How to Identify and Combat Burnout

“The most entrepreneurial trait there is: the ability to persist.”

– Steve Chou

The term burnout seems to be an increasingly common word used to describe exhaustion and detachment when it comes to one’s daily work life. The fact of the matter is, burnout can affect those who aren’t even initially aware of its presence. This is true for those who are so locked in with constant repetitive day to day functions, and those who don’t take the time to analyze their nagging struggles. But burnout is a very real thing that is becoming more and more common for working people today. Luckily there is a myriad of things that can be done to combat this sort of exhaustion.

For starters, one’s personal health and sleep routine should be looked at in relation to burnout. Adequate sleep (7-9 hours for most adults) is huge when fighting stress, fatigue, and general burnout. Sleeping gives our bodies and minds time to reset and replenish in order to take on the next day’s tasks. Coupled with sleep should be general health and exercise. It may seem odd to add exercise into routine to fight a lack of energy, but studies show that regular exercise actually boosts your overall energy and productivity levels.

Burnout for some people has more to do with the monotony of their daily routine rather than the actual amount of work they are tasked with completing.
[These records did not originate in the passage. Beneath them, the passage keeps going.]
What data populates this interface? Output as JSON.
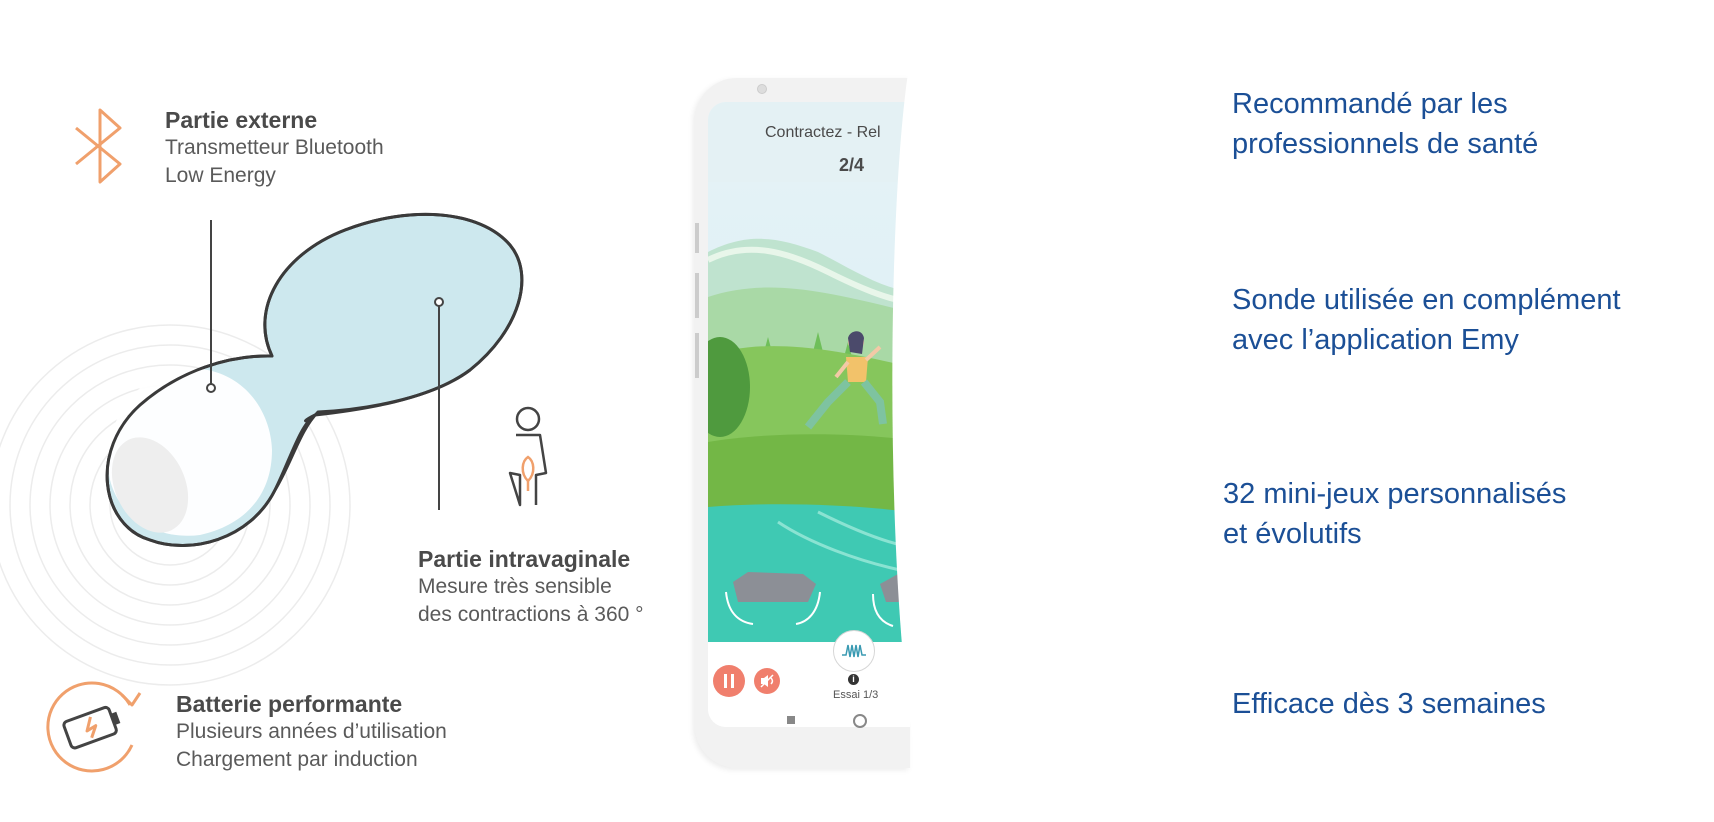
{
  "features": {
    "external": {
      "title": "Partie externe",
      "line1": "Transmetteur Bluetooth",
      "line2": "Low Energy",
      "icon": "bluetooth-icon"
    },
    "intravaginal": {
      "title": "Partie intravaginale",
      "line1": "Mesure très sensible",
      "line2": "des contractions à 360 °",
      "icon": "woman-pelvis-icon"
    },
    "battery": {
      "title": "Batterie performante",
      "line1": "Plusieurs années d’utilisation",
      "line2": "Chargement par induction",
      "icon": "battery-charging-icon"
    }
  },
  "phone": {
    "instruction": "Contractez - Rel",
    "progress": "2/4",
    "attempt": "Essai 1/3",
    "info_glyph": "i",
    "game_name": "runner-game-illustration"
  },
  "benefits": [
    {
      "line1": "Recommandé  par les",
      "line2": "professionnels  de santé"
    },
    {
      "line1": "Sonde  utilisée  en complément",
      "line2": "avec l’application  Emy"
    },
    {
      "line1": "32 mini-jeux personnalisés",
      "line2": "et évolutifs"
    },
    {
      "line1": "Efficace dès 3 semaines",
      "line2": ""
    }
  ],
  "colors": {
    "accent_orange": "#f0a06c",
    "benefit_blue": "#1b4f96",
    "probe_blue": "#cde8ee",
    "probe_outline": "#3a3a3a"
  }
}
For situations such as these, it may be beneficial to look at one’s daily schedule from a new viewpoint and see what sort of variations could be applied. For instance, it could feel refreshing to change the order or setting of certain tasks if possible. Along these same lines, an increased social effort can also help alleviate burnout. This doesn’t just mean being more social outside of business hours but seeing if there are more opportunities for social interaction throughout the workday. Adding a human element to work can help with the feeling of detachment or isolation, which often leads to burnout.

At the end of the day, monotony cannot always be avoided, and burnout can happen with even the best efforts. When it does occur, it is important to always have a good view of the larger picture. Having long term goals and a common understanding with those you work with can provide you with the energy and inspiration needed to overcome any temporary burnout.

Kelly D. Scott
Chairman/CEO
The world’s leading business advisory and executive coaching organization